What has changed?

Until April 2014, the Pharmaceutical Benefits Scheme (PBS) did not allow doctors to prescribe HIV treatment to people with CD4 counts above 500 who had no clinical symptoms.

This barrier has now been removed, and today anyone in Australia with HIV who has a Medicare card can receive subsidised treatment through the PBS .

Whether you choose to start treatment or not is something you need to think carefully about in consultation with your doctor.

Treating for your health

Many experts and people with HIV believe that untreated HIV causes damage from the time you become infected. So, controlling HIV with treatment as early as possible is a good idea.

Treatment can reduce the amount of inflammation that HIV causes inside the body. Early treatment may keep you healthy for longer and may even protect you from developing health problems later on in life.

Treatment as prevention

Successful HIV treatment will reduce the amount of HIV in your bloodstream to undetectable levels. This means that you are far less likely to pass on HIV to a sexual partner. In fact, current findings show that the risk of transmission is extremely low. This fact motivates many people to start treatment.

Are you ready?

HIV treatment used to be hard to take. In the early days, there were a lot of pills and many of them caused severe side effects.

This has all changed. Today, HIV treatment is much simpler. The side effects are fewer, milder and usually don’t last. Most people find taking HIV treatment much easier than they thought it would be.

Taking HIV treatment is a daily commitment. For treatment to work properly, you need to commit to taking every dose every day. If you don’t, you could develop resistance to the drugs you are on.

There are many different treatment combinations. Talk to your doctor about what would suit you best.

Also, ask your local HIV community organisation for advice or support. You’ll find them listed here.

Further reading:

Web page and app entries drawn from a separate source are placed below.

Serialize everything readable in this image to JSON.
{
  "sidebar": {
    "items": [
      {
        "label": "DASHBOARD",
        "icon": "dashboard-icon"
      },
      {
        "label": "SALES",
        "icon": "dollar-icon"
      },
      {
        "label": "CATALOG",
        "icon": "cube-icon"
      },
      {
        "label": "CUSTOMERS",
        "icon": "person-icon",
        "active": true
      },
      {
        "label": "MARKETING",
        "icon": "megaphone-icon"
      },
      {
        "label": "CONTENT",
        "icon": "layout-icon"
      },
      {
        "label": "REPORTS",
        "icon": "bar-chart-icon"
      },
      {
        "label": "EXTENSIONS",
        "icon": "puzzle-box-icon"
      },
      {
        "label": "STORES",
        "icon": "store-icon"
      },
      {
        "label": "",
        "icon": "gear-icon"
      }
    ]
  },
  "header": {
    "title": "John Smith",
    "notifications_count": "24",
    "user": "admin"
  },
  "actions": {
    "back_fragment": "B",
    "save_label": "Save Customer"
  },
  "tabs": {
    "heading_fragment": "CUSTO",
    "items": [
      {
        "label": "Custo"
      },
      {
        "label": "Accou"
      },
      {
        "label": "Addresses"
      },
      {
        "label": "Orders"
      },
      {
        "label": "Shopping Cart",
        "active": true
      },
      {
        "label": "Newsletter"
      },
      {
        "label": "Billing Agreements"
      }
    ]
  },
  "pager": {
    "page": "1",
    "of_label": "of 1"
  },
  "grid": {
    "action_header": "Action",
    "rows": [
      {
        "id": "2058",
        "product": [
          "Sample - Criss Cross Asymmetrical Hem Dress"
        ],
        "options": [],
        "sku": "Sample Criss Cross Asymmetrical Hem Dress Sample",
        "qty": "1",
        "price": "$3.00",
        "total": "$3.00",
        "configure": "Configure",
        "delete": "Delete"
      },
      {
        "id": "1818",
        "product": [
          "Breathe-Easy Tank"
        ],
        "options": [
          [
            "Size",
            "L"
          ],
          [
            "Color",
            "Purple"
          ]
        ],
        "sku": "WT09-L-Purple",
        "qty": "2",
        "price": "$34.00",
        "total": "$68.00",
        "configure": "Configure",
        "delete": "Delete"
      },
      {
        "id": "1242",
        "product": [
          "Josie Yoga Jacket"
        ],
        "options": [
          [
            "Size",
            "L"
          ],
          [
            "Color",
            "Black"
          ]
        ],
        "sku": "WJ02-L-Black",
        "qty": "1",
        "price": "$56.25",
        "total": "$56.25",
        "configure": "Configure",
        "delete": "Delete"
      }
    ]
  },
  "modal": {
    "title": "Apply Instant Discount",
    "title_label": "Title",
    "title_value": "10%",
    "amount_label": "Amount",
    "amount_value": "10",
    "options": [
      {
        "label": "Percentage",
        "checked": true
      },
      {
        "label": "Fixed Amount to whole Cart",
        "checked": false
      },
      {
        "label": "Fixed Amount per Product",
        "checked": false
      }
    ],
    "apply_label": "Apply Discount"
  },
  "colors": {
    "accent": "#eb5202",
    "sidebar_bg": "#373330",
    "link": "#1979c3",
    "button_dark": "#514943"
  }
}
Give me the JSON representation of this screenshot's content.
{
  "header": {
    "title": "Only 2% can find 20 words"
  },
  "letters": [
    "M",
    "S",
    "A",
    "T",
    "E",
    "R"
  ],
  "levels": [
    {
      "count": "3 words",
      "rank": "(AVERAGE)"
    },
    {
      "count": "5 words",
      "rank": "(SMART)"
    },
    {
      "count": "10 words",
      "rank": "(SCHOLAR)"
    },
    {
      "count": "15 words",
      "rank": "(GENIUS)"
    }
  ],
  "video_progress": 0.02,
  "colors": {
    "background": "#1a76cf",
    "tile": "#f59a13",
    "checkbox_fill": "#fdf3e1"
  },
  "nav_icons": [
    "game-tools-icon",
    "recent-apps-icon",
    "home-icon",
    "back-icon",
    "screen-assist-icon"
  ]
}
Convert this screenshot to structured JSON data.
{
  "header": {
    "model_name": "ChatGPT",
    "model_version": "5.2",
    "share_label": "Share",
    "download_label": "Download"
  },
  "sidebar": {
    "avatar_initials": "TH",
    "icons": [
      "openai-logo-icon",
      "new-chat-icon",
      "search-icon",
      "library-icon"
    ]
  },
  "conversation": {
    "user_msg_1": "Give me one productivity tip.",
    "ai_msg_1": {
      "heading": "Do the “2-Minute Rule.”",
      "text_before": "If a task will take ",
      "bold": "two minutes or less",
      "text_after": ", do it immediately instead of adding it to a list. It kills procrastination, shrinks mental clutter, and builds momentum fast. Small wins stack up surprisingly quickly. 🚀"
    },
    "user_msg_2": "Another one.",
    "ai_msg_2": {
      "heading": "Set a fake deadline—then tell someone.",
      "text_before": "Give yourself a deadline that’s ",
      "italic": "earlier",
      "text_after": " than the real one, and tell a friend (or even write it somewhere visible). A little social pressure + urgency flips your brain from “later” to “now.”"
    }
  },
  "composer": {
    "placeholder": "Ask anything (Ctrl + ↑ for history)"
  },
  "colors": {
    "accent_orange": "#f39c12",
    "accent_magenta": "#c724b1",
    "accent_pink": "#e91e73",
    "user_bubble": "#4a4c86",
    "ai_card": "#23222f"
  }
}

  1. Two presentations on the optimal time to start treatment were delivered by French researchers at the IAS conference in 2013. They are summarised here.
  2. In addition to the previously established prevention benefits, the latest results from the ongoing HPTN 052 trial provide further evidence to support starting treatment earlier for individual health benefits. The authors argue that in light of the latest HPTN 052 findings, the debate about the value of early ART initiation should now be viewed as settled from both patients’ and public health perspectives.
  3. This study talks about how starting antiretroviral therapy very early (during the seroconversion period) may limit gut damage and immune activation
  4. The PARTNER study presented at the CROI Conference in March 2014 is the second large study of serodiscordant couples (the first being HPTN 052) to demonstrate the impact that treatment has on preventing HIV transmission.
    See also Abstract and Q and A attachments below.
  5. Two US bloggers comment on the PARTNERS study and its impact: Mark King and Gus Cairns.
  6. The authors of this Canadian study argue that their findings support the real world and long-term effectiveness and sustainability of the “treatment as prevention” strategy, within a resource-rich setting with an effective health care system.